= Beginning of Section =

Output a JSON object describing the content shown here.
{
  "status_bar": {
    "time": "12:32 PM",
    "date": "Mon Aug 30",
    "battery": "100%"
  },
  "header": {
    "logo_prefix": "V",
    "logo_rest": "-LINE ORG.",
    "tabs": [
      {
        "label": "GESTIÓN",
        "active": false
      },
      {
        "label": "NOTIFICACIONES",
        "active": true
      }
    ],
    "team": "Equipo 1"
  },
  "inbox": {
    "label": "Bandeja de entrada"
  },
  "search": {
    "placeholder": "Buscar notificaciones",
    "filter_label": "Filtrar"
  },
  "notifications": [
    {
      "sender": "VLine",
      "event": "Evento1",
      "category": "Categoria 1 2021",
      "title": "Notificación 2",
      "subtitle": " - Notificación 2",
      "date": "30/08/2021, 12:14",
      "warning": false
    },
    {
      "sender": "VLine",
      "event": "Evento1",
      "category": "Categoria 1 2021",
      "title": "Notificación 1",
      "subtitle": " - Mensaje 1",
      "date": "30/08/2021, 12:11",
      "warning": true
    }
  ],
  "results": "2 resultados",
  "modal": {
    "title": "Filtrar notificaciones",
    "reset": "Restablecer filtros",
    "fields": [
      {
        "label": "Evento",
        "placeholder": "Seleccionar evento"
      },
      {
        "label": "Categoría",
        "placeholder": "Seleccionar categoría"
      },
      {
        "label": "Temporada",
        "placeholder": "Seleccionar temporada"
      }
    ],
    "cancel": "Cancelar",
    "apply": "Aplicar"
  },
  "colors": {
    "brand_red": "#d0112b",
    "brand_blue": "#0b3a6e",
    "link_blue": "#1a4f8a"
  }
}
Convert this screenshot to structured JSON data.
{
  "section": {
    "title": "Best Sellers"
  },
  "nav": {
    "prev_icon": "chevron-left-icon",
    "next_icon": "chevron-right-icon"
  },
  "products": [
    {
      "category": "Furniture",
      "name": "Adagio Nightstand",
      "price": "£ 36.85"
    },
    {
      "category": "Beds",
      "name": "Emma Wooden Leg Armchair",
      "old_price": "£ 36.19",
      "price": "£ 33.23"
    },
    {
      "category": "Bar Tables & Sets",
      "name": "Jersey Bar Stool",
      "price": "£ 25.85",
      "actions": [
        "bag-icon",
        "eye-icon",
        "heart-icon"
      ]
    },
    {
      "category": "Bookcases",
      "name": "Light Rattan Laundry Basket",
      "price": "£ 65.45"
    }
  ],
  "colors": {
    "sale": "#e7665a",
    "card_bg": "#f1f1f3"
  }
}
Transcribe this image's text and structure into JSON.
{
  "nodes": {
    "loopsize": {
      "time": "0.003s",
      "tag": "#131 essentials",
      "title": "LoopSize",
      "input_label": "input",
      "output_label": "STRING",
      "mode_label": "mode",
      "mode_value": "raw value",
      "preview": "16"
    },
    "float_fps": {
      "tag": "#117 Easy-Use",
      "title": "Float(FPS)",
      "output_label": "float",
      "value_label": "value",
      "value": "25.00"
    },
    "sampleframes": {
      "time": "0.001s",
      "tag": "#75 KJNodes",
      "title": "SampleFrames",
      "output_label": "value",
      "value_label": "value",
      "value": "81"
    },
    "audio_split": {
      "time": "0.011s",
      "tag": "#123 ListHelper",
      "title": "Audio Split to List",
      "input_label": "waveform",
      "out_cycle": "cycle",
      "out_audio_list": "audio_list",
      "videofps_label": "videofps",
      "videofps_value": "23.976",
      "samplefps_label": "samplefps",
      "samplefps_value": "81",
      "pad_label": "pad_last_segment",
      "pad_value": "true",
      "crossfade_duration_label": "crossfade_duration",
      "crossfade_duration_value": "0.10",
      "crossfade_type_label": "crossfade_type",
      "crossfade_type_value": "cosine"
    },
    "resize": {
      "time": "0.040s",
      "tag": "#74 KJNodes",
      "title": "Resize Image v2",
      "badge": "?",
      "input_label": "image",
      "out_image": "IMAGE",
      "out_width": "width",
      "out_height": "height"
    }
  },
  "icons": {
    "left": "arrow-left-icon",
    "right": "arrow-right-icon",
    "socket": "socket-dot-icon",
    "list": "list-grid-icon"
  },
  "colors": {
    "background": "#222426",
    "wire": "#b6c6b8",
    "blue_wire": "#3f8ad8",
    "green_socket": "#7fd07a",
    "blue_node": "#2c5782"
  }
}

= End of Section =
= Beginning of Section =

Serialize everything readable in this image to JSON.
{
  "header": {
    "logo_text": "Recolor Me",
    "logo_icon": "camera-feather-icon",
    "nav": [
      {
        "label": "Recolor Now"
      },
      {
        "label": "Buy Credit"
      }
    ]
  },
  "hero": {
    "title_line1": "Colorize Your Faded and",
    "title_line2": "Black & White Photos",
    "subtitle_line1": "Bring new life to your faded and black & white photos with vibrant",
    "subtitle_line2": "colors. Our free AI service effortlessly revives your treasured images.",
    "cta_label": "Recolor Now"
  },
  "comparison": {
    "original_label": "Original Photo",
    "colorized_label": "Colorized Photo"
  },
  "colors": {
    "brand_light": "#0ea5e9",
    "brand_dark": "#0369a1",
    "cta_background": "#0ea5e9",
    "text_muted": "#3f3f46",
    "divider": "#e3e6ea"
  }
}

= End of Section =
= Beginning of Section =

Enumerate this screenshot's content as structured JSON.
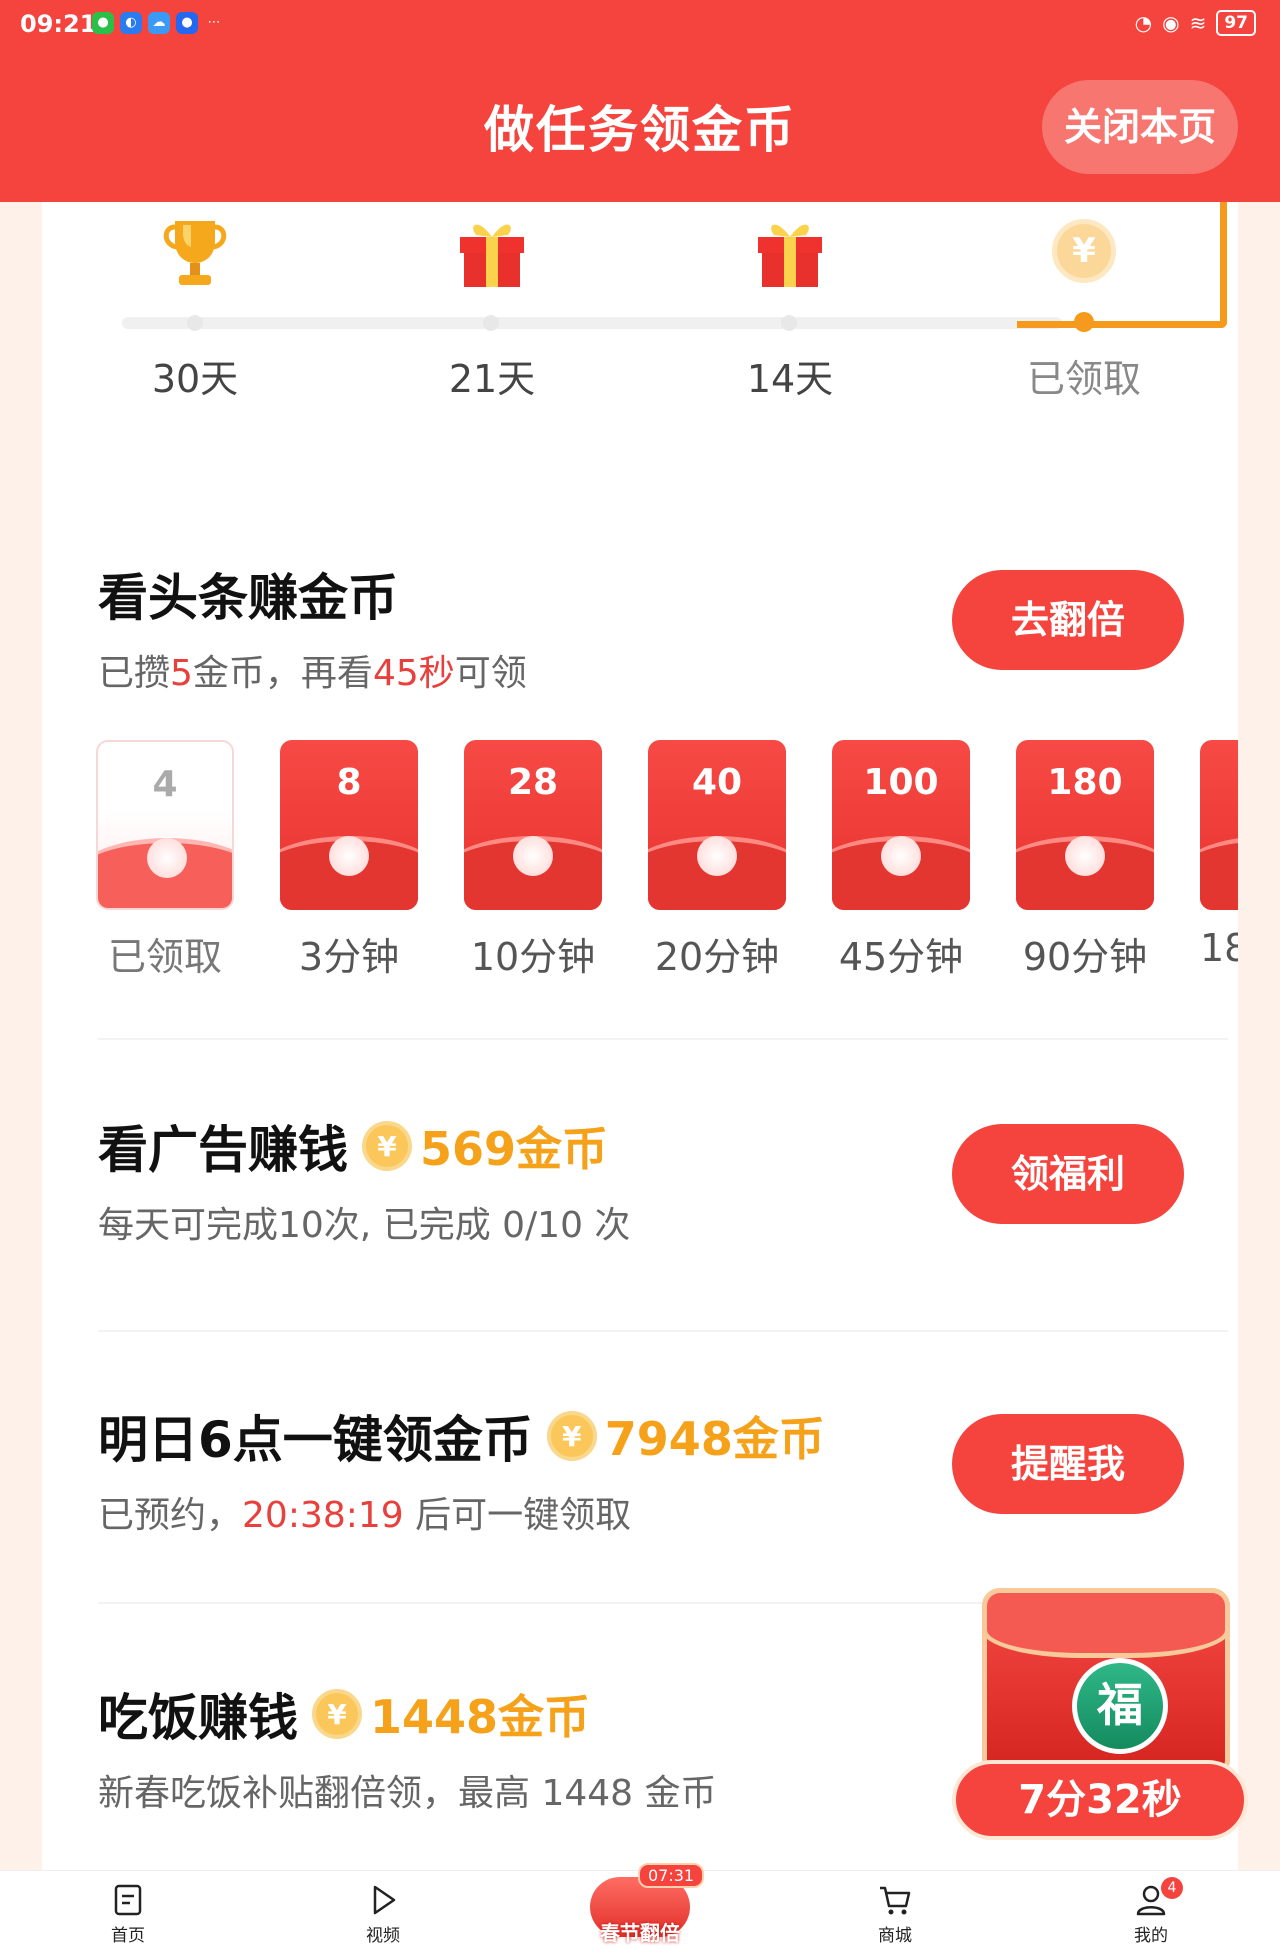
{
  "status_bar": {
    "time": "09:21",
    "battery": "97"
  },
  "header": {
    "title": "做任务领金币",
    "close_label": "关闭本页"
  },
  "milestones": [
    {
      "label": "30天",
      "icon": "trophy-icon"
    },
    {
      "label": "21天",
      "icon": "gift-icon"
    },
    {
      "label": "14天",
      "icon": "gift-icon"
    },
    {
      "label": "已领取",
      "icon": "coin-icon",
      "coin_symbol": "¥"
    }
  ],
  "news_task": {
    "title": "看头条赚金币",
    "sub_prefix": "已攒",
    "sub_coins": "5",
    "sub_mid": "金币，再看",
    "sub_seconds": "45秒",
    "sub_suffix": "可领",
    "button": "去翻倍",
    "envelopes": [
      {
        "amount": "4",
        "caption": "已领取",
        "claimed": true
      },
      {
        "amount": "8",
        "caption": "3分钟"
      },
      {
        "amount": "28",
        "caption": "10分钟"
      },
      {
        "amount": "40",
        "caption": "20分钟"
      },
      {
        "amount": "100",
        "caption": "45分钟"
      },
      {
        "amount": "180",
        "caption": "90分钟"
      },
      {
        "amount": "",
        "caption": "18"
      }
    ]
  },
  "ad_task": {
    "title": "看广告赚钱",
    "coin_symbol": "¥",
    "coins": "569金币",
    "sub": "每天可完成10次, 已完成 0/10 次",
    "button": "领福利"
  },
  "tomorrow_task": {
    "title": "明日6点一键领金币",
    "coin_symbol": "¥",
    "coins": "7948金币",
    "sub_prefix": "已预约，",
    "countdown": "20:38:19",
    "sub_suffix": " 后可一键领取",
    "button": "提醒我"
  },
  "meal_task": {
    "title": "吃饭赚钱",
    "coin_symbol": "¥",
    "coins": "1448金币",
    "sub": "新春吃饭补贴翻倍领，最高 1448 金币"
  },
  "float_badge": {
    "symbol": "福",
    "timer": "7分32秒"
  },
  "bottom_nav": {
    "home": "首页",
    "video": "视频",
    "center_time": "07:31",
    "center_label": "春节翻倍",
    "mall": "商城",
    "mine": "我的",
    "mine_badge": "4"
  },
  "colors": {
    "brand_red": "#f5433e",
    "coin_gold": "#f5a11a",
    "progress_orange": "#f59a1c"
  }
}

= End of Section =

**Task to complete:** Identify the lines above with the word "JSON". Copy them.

**Expected output:**
Output a JSON object describing the content shown here.
Convert this screenshot to structured JSON data.
Transcribe this image's text and structure into JSON.
Serialize everything readable in this image to JSON.
Enumerate this screenshot's content as structured JSON.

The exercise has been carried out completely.